From this scene onward, the movie gets perfectly right the claustrophobic, noisy dangerous world inside a tank.  Even without a war, every tank turret is divided in half by a main gun.  When the main gun is fired, the gun recoils almost to the back of the turret.  Hands, legs, gear, bodies or anything else behind the main gun gets crushed.  This movie gets that danger right.  The crew calls the metal enclosure home, but home is a place that can turn into a fuel and ammo fueled inferno.

In the middle of the movie, four American Sherman tanks are attacked by one German Tiger tank.  The American tanks are outgunned by the more heavily armored German tank and three of the four Sherman tanks are smoking wrecks by the time the brief, violent battle ends.  The way the fight went brought back my best memories of tank gunnery and how well a crew that agrees on little or nothing outside the tank can mesh to put fire on targets.

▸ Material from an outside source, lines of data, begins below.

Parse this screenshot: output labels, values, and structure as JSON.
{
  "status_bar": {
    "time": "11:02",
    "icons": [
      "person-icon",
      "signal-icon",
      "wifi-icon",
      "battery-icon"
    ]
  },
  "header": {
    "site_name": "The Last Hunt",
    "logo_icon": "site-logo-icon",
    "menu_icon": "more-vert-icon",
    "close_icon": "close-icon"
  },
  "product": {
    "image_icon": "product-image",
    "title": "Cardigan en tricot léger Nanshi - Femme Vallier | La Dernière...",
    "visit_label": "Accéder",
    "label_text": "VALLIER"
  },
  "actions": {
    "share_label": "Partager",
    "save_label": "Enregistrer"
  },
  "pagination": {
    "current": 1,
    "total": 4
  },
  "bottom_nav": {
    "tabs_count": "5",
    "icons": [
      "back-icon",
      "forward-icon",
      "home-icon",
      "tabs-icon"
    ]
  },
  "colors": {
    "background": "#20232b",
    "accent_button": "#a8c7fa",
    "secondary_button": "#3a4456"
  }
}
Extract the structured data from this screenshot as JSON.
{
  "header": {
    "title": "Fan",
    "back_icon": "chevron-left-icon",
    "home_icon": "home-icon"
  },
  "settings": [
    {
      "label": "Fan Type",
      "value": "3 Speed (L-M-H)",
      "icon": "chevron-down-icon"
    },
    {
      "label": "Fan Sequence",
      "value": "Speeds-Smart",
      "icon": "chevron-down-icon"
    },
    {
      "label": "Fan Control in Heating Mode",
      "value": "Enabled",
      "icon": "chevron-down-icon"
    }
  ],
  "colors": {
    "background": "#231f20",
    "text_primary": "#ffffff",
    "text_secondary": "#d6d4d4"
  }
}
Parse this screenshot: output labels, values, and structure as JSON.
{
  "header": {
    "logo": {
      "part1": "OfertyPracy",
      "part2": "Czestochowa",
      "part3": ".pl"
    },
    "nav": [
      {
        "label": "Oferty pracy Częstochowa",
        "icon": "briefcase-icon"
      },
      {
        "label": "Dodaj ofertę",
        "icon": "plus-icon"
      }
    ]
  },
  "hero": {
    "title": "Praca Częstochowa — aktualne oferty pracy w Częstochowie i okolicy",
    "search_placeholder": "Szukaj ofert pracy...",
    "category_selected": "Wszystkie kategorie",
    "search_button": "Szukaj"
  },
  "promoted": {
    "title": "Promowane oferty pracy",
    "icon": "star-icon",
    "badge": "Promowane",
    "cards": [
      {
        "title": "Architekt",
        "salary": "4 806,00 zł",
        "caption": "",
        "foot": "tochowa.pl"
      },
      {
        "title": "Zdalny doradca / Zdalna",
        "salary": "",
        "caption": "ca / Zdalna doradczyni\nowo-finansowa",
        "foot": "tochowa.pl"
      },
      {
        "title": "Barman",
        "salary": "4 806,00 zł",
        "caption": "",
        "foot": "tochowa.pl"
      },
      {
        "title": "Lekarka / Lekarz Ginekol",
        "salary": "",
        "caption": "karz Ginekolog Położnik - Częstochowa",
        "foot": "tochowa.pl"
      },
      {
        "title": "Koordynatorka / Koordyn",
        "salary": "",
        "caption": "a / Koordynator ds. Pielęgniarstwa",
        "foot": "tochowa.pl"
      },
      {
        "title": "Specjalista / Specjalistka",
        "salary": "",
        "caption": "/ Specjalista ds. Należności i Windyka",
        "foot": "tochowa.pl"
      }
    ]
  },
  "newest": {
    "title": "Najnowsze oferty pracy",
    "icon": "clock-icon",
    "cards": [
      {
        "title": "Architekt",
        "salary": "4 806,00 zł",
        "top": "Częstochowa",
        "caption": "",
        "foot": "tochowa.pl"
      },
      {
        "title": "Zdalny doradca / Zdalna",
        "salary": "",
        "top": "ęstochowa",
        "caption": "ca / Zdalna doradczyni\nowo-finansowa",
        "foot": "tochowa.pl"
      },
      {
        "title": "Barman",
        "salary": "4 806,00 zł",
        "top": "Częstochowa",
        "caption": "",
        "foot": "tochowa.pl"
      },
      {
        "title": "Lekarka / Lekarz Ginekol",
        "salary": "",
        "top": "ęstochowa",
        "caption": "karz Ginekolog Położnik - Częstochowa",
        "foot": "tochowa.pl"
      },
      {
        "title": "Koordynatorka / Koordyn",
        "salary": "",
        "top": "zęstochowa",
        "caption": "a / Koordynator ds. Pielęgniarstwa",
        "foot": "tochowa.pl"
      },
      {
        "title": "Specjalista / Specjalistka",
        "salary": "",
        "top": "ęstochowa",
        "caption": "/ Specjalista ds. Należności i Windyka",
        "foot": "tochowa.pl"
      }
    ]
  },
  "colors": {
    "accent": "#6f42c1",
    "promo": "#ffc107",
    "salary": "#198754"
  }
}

Like "Saving Private Ryan" the premise of the last scene is ridiculous.  But unlike Ryan, which had me laughing and calling "bullshit" I stayed with the movie because even if the scene was unbelievable tactically, as bad as the worst John Wayne movie, the final scene made clear how attached crews can become to their tank and to each other.

The battle between the Tiger and the Shermans is worth the price of admission by itself.  Brad Pitt's character drew me in past every filter I have for war movies.

I am going to see Fury again in the theater.  Maybe twice.

Other posts on Fury:

Fourth time watching Fury

Review

Faith in Fury

Memories

Thursday, October 9, 2014

Apache Live Fire

In mid-August I watched AH-64D Apache Longbow helicopters fire rockets and cannon at targets on Range 40 at Camp Grayling, Michigan.  The exercise included ground troops, mortars, artillery and US Air Force A-10 Thunderbolt II ground attack fighters.

Here are the Apaches firing rockets and cannon:






Next post I will show the ground crews loading the rockets and 30mm chain gun.

Cold War Hero Who Served After 1991

Armand Lattes, Professor Emeritus of the University Paul Sabatier, Toulouse When the Soviet Union collapsed in 1991, the world faced ...